“Velvet Underground & Nico” 50th anniversary version with sticker over Eric Emerson’s “torso”.
There are loads of interesting bootlegs with Andy Warhol art. I have been looking for a couple for quite some time. I have already mentioned the Skyline album with Warhol’s photo of Suzanne de Maria on the cover, another was another The Rolling Stones bootleg called “Live in Laxington” [sic] — a live recording from the Rupp Arena in Lexington, Kentucky, recorded on 29th June 1978. The front cover is a typical bootleg cover picture, but the rear cover shows one of Warhol’s “biting” photos from 1975. This version has a green spatter vinyl. There is another black vinyl version with a plain cover á la Beggars Banquet.
The front cover of “Live in Laxington”.
The much more interesting rear cover of “Live in Laxington”.

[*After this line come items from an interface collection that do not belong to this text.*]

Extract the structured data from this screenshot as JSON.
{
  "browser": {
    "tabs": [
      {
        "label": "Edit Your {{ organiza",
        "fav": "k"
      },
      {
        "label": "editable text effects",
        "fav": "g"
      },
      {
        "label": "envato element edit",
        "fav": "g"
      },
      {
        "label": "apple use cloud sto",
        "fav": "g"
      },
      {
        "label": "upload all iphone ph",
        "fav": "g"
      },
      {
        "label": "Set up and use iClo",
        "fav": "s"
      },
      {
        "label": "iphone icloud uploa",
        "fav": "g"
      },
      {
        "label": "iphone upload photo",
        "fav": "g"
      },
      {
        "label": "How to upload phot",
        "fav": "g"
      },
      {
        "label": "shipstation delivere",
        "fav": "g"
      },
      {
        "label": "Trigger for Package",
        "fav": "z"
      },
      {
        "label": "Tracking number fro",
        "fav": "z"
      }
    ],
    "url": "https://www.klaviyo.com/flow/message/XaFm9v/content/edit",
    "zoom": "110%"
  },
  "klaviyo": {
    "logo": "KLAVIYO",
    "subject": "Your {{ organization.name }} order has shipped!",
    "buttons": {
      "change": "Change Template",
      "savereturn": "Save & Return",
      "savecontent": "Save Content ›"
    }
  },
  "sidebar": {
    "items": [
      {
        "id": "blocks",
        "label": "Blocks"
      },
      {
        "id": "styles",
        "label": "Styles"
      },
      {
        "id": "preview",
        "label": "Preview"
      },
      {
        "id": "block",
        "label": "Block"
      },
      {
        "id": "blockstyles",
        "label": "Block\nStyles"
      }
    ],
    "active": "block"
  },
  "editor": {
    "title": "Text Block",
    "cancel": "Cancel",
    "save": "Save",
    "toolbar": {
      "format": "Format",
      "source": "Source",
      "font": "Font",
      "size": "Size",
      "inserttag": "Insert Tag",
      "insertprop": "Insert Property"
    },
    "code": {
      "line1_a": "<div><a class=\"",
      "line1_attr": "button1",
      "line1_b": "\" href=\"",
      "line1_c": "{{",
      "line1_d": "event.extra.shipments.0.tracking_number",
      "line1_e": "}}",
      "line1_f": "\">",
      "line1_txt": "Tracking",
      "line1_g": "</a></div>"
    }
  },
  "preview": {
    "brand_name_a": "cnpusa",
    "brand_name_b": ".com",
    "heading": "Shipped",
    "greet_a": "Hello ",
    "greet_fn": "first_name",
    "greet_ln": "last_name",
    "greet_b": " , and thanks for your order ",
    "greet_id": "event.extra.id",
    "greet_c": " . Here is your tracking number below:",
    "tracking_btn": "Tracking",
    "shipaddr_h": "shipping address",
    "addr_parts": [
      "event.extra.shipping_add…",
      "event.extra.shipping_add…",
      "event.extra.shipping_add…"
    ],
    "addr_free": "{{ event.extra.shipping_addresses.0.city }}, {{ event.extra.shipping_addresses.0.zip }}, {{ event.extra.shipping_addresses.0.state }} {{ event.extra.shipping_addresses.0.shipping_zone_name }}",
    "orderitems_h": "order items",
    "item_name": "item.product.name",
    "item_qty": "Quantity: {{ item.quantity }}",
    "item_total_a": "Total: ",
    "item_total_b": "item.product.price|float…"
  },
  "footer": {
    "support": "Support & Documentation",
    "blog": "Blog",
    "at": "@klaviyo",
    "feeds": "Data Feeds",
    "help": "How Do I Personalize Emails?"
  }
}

The purchase that has given me the greatest thrill arrived at the end of September. I knew that there was a limited edition promotional folder of Miguel Bosé’s 1983 album “Made in Spain”. I had never seen one for sale until a copy appeared on Ebay in mid September. I put in a bid was was outbid. “Oh, Well…” I thought. It wasn’t meant to be. However, the following day I received a “second chance” as the high bidder couldn’t afford his final bid. So I got the set. The folder should contain white label versions of the full “Made in Spain” LP, a promo 12″ single “Fuego / Panama Connection” and a single-sided, white label 7″ single “Fuego” and an A4 booklet with a fold-out version of Warhol’s Bosé portraits. When the folder arrived, the singles were missing. The seller had another copy that also lacked the singles and couldn’t help provide them. But Discogs had a single copy of the white label 12″, which I snapped up and several copies of the single-sided, white label 7″ single, so that was easy to get and a little over a week later my foleder was complete with the LP, 12″ and 7″ and the booklet. What a great (and rare) addition to my collection. I laid out my /several) copies of “Made in Spain”, the Fuego 12″ and made a composite of Warhol’s Bosé portraits!
The “Made In Spain” promotional folder.
The “Made In Spain” promotional folder showing the “Made In Spain” LP, the white label 12″ and 7″ Fuego singles.”
The complete set, including the booklet, which contains a fold-out poster of Warhol’s Bosé portraits.
Another cover appeared on Ebay that was a pastiche of the “Velvet Underground & Nico” cover with a banana-shaped chocolate ice cream with “Peel Slowly and See” beside it. Peel the chocolate off to reveal the naked banana. The record is a 12″, three-track single “Family” by the Cru-el Grand Orchestra — a 1999 Japanese recording, whose cover was designed by Ukawa Naohiro (Mom’n’DaD Productions 222). Even the rear cover had a photo that I recognise from a record cover, but can’t place — perhaps a reader can help identify it.
The Cru-el Grand Orchestra’s 12″ single “Family” with its obviously Warhol-inspired banana ice lolly.
The rear cover of the Cru-el Grand Orchestra’s 12″ single “Family”. Another cover pastiche?
There are several other coloured vinyl versions of “The Velvet Underground & Nico”, yellow, red and blue vinyl plus the Newbury Comics yellow/black vinyl. Now that I have the pink copy, do I have to get hold of the other colours too?